Early childhood educators, like childcare workers and preschool teachers, often work part-time schedules, although they usually work year-round. Public and private school teachers typically work a 10-month school year, with two months off for summer vacation.

Early Childhood Educator Salaries

Salaries for early childhood educators span a wide range. The actual ECE salary depends on several different factors, such as education, experience, career path and geographic location.

According to the United States Department of Labor, the average childcare worker today earns an annual salary of $19,300. The median annual income for preschool teachers is $25,700. Education administrators, such as daycare center directors, can earn twice what most childcare workers earn, or $42,960 a year.

The ECE salary in United States public schools is much higher. The lowest salary level applies to teacher’s assistants, who earn a median annual income of $23,220. Kindergarten teachers earn significantly higher wages than teaching aides, around $48,800 annually. Elementary school teachers earn even more, with $51,660 being the median income.

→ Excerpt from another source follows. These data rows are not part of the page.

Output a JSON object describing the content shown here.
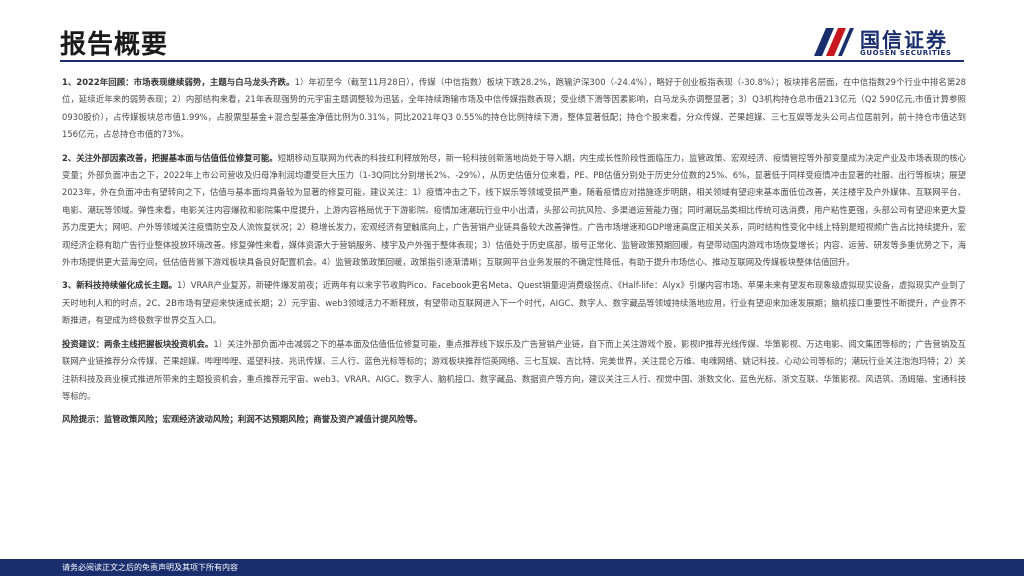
{
  "header": {
    "title": "报告概要",
    "logo_cn": "国信证券",
    "logo_en": "GUOSEN SECURITIES"
  },
  "paragraphs": [
    {
      "lead": "1、2022年回顾：市场表现继续弱势，主题与白马龙头齐跌。",
      "body": "1）年初至今（截至11月28日），传媒（中信指数）板块下跌28.2%，跑输沪深300（-24.4%），略好于创业板指表现（-30.8%）；板块排名层面，在中信指数29个行业中排名第28位，延续近年来的弱势表现；2）内部结构来看，21年表现强势的元宇宙主题调整较为迅猛，全年持续跑输市场及中信传媒指数表现；受业绩下滑等因素影响，白马龙头亦调整显著；3）Q3机构持仓总市值213亿元（Q2 590亿元,市值计算参照0930股价），占传媒板块总市值1.99%，占股票型基金+混合型基金净值比例为0.31%，同比2021年Q3 0.55%的持仓比例持续下滑，整体显著低配；持仓个股来看，分众传媒、芒果超媒、三七互娱等龙头公司占位居前列，前十持仓市值达到156亿元，占总持仓市值的73%。"
    },
    {
      "lead": "2、关注外部因素改善，把握基本面与估值低位修复可能。",
      "body": "短期移动互联网为代表的科技红利释放殆尽，新一轮科技创新落地尚处于导入期，内生成长性阶段性面临压力，监管政策、宏观经济、疫情管控等外部变量成为决定产业及市场表现的核心变量；外部负面冲击之下，2022年上市公司营收及归母净利润均遭受巨大压力（1-3Q同比分别增长2%、-29%），从历史估值分位来看，PE、PB估值分别处于历史分位数的25%、6%，显著低于同样受疫情冲击显著的社服、出行等板块；展望2023年，外在负面冲击有望转向之下，估值与基本面均具备较为显著的修复可能，建议关注：1）疫情冲击之下，线下娱乐等领域受损严重，随着疫情应对措施逐步明朗，相关领域有望迎来基本面低位改善，关注楼宇及户外媒体、互联网平台、电影、潮玩等领域。弹性来看，电影关注内容爆款和影院集中度提升，上游内容格局优于下游影院。疫情加速潮玩行业中小出清，头部公司抗风险、多渠道运营能力强；同时潮玩品类相比传统可选消费，用户粘性更强，头部公司有望迎来更大复苏力度更大；网吧、户外等领域关注疫情防空及人流恢复状况；2）稳增长发力，宏观经济有望触底向上，广告营销产业链具备较大改善弹性。广告市场增速和GDP增速高度正相关关系，同时结构性变化中线上特别是短视频广告占比持续提升，宏观经济企稳有助广告行业整体投放环境改善。修复弹性来看，媒体资源大于营销服务、楼宇及户外强于整体表现；3）估值处于历史底部，版号正常化、监管政策预期回暖，有望带动国内游戏市场恢复增长；内容、运营、研发等多重优势之下，海外市场提供更大蓝海空间，低估值背景下游戏板块具备良好配置机会。4）监管政策政策回暖，政策指引逐渐清晰；互联网平台业务发展的不确定性降低，有助于提升市场信心、推动互联网及传媒板块整体估值回升。"
    },
    {
      "lead": "3、新科技持续催化成长主题。",
      "body": "1）VRAR产业复苏，新硬件爆发前夜；近两年有以来字节收购Pico、Facebook更名Meta、Quest销量迎消费级拐点、《Half-life：Alyx》引爆内容市场、苹果未来有望发布现象级虚拟现实设备，虚拟现实产业到了天时地利人和的时点，2C、2B市场有望迎来快速成长期；2）元宇宙、web3领域活力不断释放，有望带动互联网进入下一个时代，AIGC、数字人、数字藏品等领域持续落地应用，行业有望迎来加速发展期；脑机接口重要性不断提升，产业界不断推进，有望成为终极数字世界交互入口。"
    },
    {
      "lead": "投资建议：两条主线把握板块投资机会。",
      "body": "1）关注外部负面冲击减弱之下的基本面及估值低位修复可能，重点推荐线下娱乐及广告营销产业链，自下而上关注游戏个股，影视IP推荐光线传媒、华策影视、万达电影、阅文集团等标的；广告营销及互联网产业链推荐分众传媒、芒果超媒、哔哩哔哩、遥望科技、兆讯传媒、三人行、蓝色光标等标的；游戏板块推荐恺英网络、三七互娱、吉比特、完美世界，关注昆仑万维、电魂网络、姚记科技、心动公司等标的；潮玩行业关注泡泡玛特；2）关注新科技及商业模式推进所带来的主题投资机会，重点推荐元宇宙、web3、VRAR、AIGC、数字人、脑机接口、数字藏品、数据资产等方向，建议关注三人行、视觉中国、浙数文化、蓝色光标、浙文互联、华策影视、风语筑、汤姆猫、宝通科技等标的。"
    },
    {
      "lead": "风险提示：监管政策风险；宏观经济波动风险；利润不达预期风险；商誉及资产减值计提风险等。",
      "body": ""
    }
  ],
  "footer": {
    "text": "请务必阅读正文之后的免责声明及其项下所有内容"
  },
  "colors": {
    "brand_navy": "#1a2e6e",
    "brand_red": "#c8161d"
  }
}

Teaching at higher grade levels usually results in higher pay. Special education teachers earn the best salaries. Of all the teaching jobs in early childhood education, the highest annual income belongs to special education teachers in preschools, kindergartens and elementary schools. They earn a median annual income of $52,250.

Employment Outlook

The United States Bureau of Labor Statistics projects a 19 percent increase in employment growth for early childhood education jobs through 2018. This is a faster-than-average growth rate for all occupations. The federal government expects excellent job prospects for childcare workers and preschool teachers, due to the high turnover rate in preschools and daycare centers. An increasing emphasis on ECE programs should ensure a steady increase in job growth, compared to slower growth in previous years.

On the other hand, overall enrollment in public schools is expected to rise slowly, as children of the baby-boomer generation leave the school systems. Because of this, the job outlook for public school teachers is expected to grow slower than in past years. Teachers in high-demand fields — such as math, science and bilingual education — will have the best prospects for employment in the coming years.